What kills me is that all the pro-burn idiots are constantly saying “waste to energy”, yet there’s no metrics on how much energy. That’s because it’s a loss, plain and simple. Burning organic material means it’s gone. We need organic material to continue the earth’s nutrient cycles as intended.
Landfill the air, and lie about the pollution, or return the material back to its original state with nothing to hide… it’s time to reconsider, Tulsa.
TARE is not helping you, they’re screwing you.
I put my shredder to use and converted 3 bags of leaves into one full, dense bag of shredded brown fuel.
I added a bunch of leftovers, the compost toilet bucket, weeds I picked from the side yard, and cat food that the picky guy doesn’t want to eat anymore.
On a side note, my cat seems to only want the cheap processed crap. I tried feeding him some super good stuff with real meat in it, and he doesn’t want it!
Anyway, it makes great fuel. My pile has been at or above 131 F for a few days now. Yay!
According to Jenkins, Gotaas, and numerous others, complete pathogen destruction takes place in a well-managed compost pile arriving at the temperature of 62 C (144 F) for one hour, 50 C (122 F) for one day, 46 C (115 F) for one week or 43 C (109.4 F) for one month.
To achieve these temperatures, all you need is at least a 3′ x 3′ x 3′ compost bin with well-shredded leaves and food scraps. Emptying your compost toilet in there will guarantee these temperatures.
As with anything it takes practice, but once you do it once, you’ll keep nailing it. And it feels pretty good.
Adding Weeds to the Compost – Do's and Don'ts
Great video with some examples of weeds that have gone to seed.
With a large enough compost pile, you can cook all your weed seeds anyway, but it definitely takes practice.
Let’s face it- fruit flies happen, especially in the summer. They can make composting seem like more of a drag, but either way they show up and they can be cleared out pretty easily.
What’s the best way to get rid of them? Here’s my top tips:
1) Empty your kitchen food scrap collector more frequently. Instead of once a week, try twice. Check the fridge for stuff you forgot about. I have room for improvement on that one.
2) Clean out your trash and recycling cans. Scan the insides for little eggs. I found some under the lid once.
3) If you’re a vermicomposter, make sure every addition of food scraps to your worm system is accompanied by a hefty layer of shredded brown materials like cardboard or leaves. Place a fruit fly trap next to the system as well.
4) Keep your kitchen sink clean. Empty the contents of the sink stopper into your food scrap collector. Every morning when I make coffee, I like to take the excess boiling water and dump it down the drain…this takes care of anything hanging out down in there.
5) Make a fruit fly trap for the kitchen.

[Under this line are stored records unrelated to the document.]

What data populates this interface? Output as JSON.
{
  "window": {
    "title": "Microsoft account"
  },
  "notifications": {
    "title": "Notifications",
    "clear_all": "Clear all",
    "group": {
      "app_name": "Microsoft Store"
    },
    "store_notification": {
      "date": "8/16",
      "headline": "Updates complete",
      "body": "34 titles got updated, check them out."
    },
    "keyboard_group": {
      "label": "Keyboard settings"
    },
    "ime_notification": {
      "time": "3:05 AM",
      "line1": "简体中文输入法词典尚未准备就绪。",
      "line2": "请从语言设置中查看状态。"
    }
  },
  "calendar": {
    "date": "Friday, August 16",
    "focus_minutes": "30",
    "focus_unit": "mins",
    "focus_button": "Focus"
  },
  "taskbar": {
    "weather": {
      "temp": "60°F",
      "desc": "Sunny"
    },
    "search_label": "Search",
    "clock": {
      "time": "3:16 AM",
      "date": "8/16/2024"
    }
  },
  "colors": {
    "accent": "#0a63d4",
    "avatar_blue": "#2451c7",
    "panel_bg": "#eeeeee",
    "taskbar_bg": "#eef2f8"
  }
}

Here’s how to do it for less than two dollars:
How to Make a Fruit Fly Trap For Under Two Dollars
Yukchuk Kitchen Food Scrap Collector Review
The Yukchuk kitchen food scrap collector is a great no-nonsense companion for your home composting system.
It’s 1.5 gallons in capacity, and can fit underneath the kitchen sink or stand alone on a counter top.
There’s no charcoal filters or anything extra- it’s just a simple container with a relatively tight seal. If you empty the container once a week, you will not have problems with this container ever.
That’s all composting is- a composting system and a container to collect your food scraps each week. This container works well for the job.
A minor drawback is that it’s a bit shallow in width and I tend to get a lot of food waste stuck in the hinge.
The hinge takes a little extra effort to get clean as there’s a few ridges and creases to get into. Does the container need to be that clean, though? It’s going to get filled with stuff every day.
I could avoid this by using plastic bags, but that would defeat the purpose of composting. Properly cut your household waste in half by composting without the extra baggage.
Pet Waste Disposal — Using Microbes Part 4
Watching him get zapped with the hose was pretty funny.
Pet Waste Disposal — Using Microbes Part 3
Concluding in part 4.